But as the Iditarod enters its second week, the battle for the top 10 is as fierce as the battle for first place, and more unpredictable.
Say hello to seventh-place Ken Anderson and eighth-place Michelle Phillips, who jumped into the top 10 late Saturday when they motored through Kaltag after brief stays.
And say whoa to Ray Redington Jr., Pete Kaiser and Jake Berkowitz, who left Kaltag together a little more than an hour after Anderson and Phillips, but with the benefit of more than four hours of rest.
Of the first 11 mushers into Kaltag, Redington registered the fastest time from Nulato, 4 hours, 16 minutes.
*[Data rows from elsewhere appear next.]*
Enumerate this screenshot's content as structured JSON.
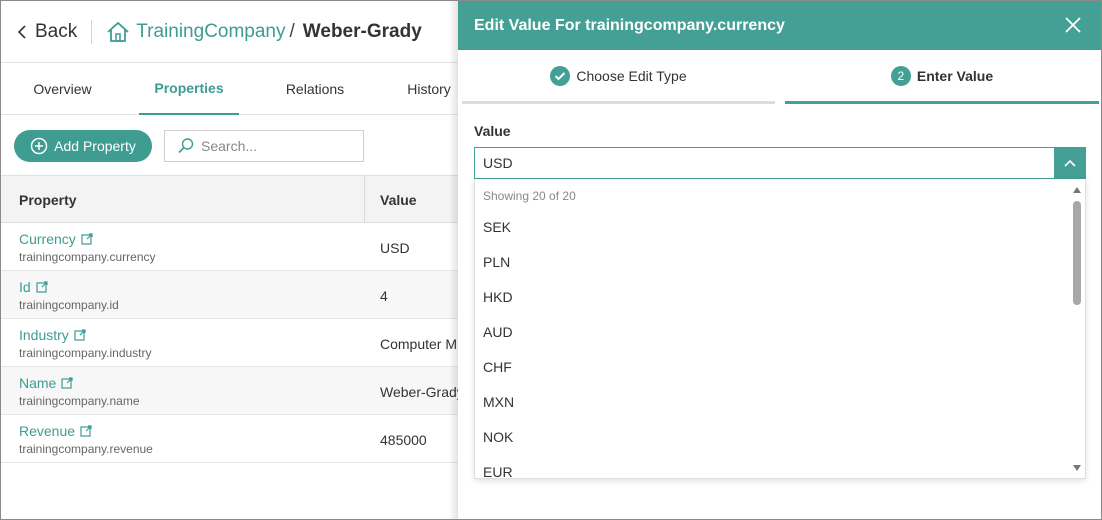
{
  "nav": {
    "back_label": "Back",
    "breadcrumb_link": "TrainingCompany",
    "breadcrumb_sep": "/",
    "breadcrumb_current": "Weber-Grady"
  },
  "tabs": [
    {
      "label": "Overview"
    },
    {
      "label": "Properties"
    },
    {
      "label": "Relations"
    },
    {
      "label": "History"
    }
  ],
  "toolbar": {
    "add_label": "Add Property",
    "search_placeholder": "Search..."
  },
  "table": {
    "headers": [
      "Property",
      "Value"
    ],
    "rows": [
      {
        "name": "Currency",
        "key": "trainingcompany.currency",
        "value": "USD"
      },
      {
        "name": "Id",
        "key": "trainingcompany.id",
        "value": "4"
      },
      {
        "name": "Industry",
        "key": "trainingcompany.industry",
        "value": "Computer M"
      },
      {
        "name": "Name",
        "key": "trainingcompany.name",
        "value": "Weber-Grady"
      },
      {
        "name": "Revenue",
        "key": "trainingcompany.revenue",
        "value": "485000"
      }
    ]
  },
  "panel": {
    "title": "Edit Value For trainingcompany.currency",
    "step1": "Choose Edit Type",
    "step2_number": "2",
    "step2": "Enter Value",
    "field_label": "Value",
    "selected_value": "USD",
    "dropdown_count": "Showing 20 of 20",
    "options": [
      "SEK",
      "PLN",
      "HKD",
      "AUD",
      "CHF",
      "MXN",
      "NOK",
      "EUR"
    ]
  },
  "colors": {
    "accent": "#44a095",
    "link": "#3e9c91"
  }
}
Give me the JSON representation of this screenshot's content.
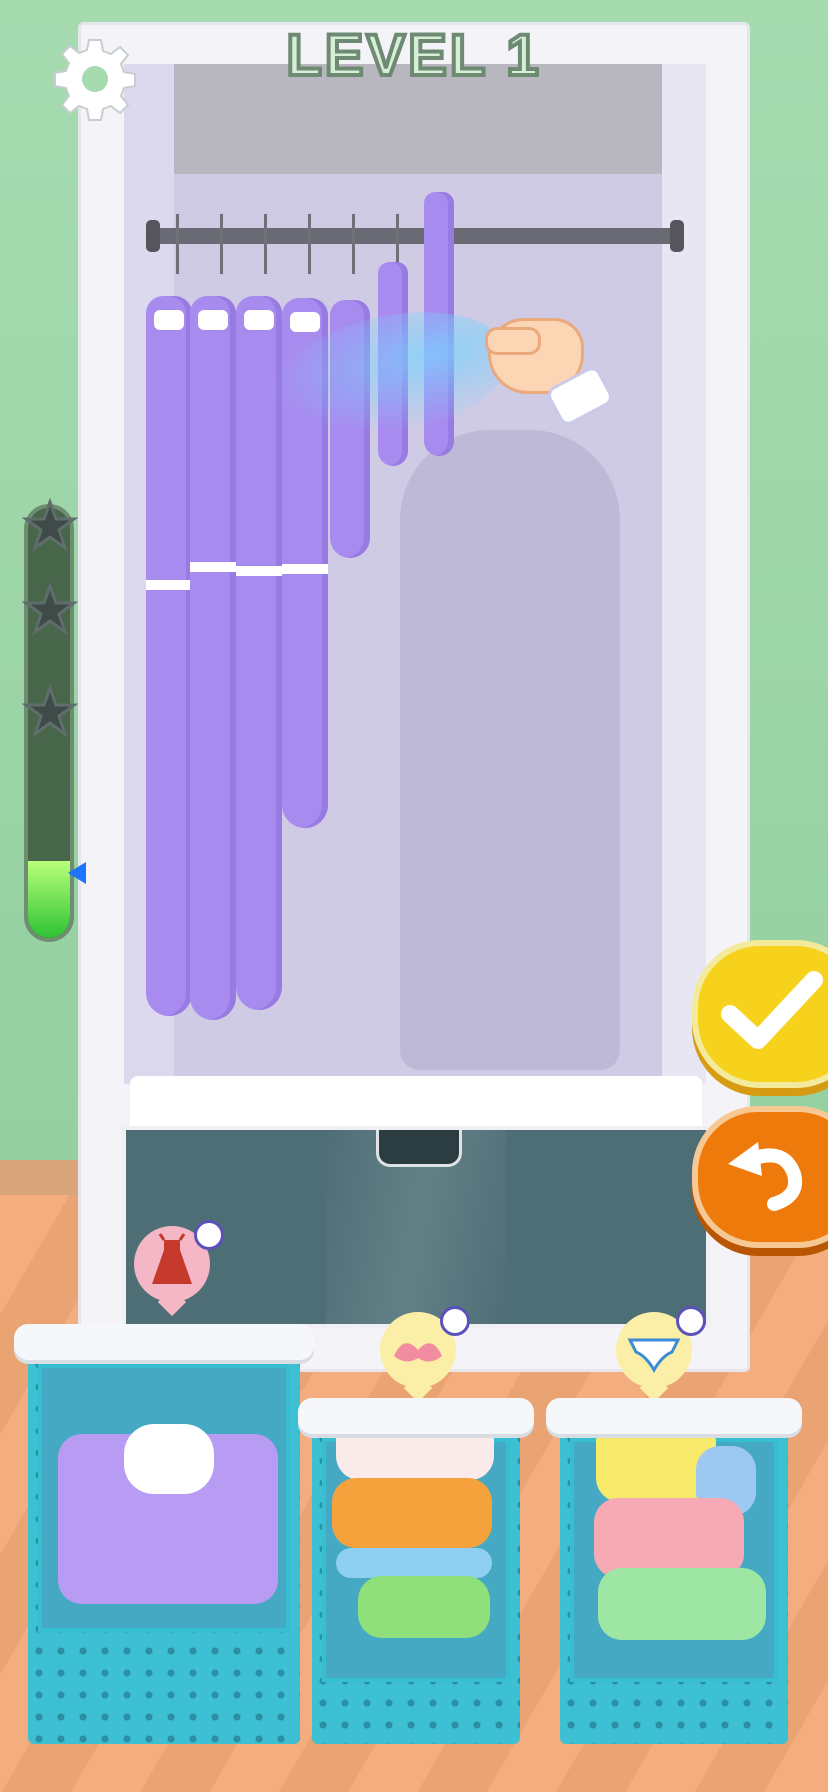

The next two fastest times belonged to Kaiser (4:20) and Berkowitz (4:25).
Those three -- dubbed the Three Musketeers by Sebastian Schnuelle -- were roughly 30 minutes faster than any of the teams ahead of them, with the exception of fifth-place Dallas Seavey (4:24).
Zirkle reached Kaltag shortly before noon Saturday, three hours before anyone else. She left at 4:55 p.m.
Baker, Mitch Seavey and Burmeister spent less time at the checkpoint and thereby took more than an hour off Zirkle's lead. They left at 6:30 p.m., 6:39 p.m. and 6:52 p.m., respectively.
Next to leave were Dallas Seavey (7:37 p.m.) and Jeff King (8:57).
After them were Anderson (10:40 departure, after a 12-minute stay) and Phillips (10:59 p.m., after a 19-minute stay).
Redington, Kaiser and Berkowitz all left at 12:13 a.m.
Not far behind were three veterans -- DeeDee Jonrowe (1:05 a.m.), Sonny Lindner (1:15 a.m.) and Ramey Smyth (1:44 a.m.).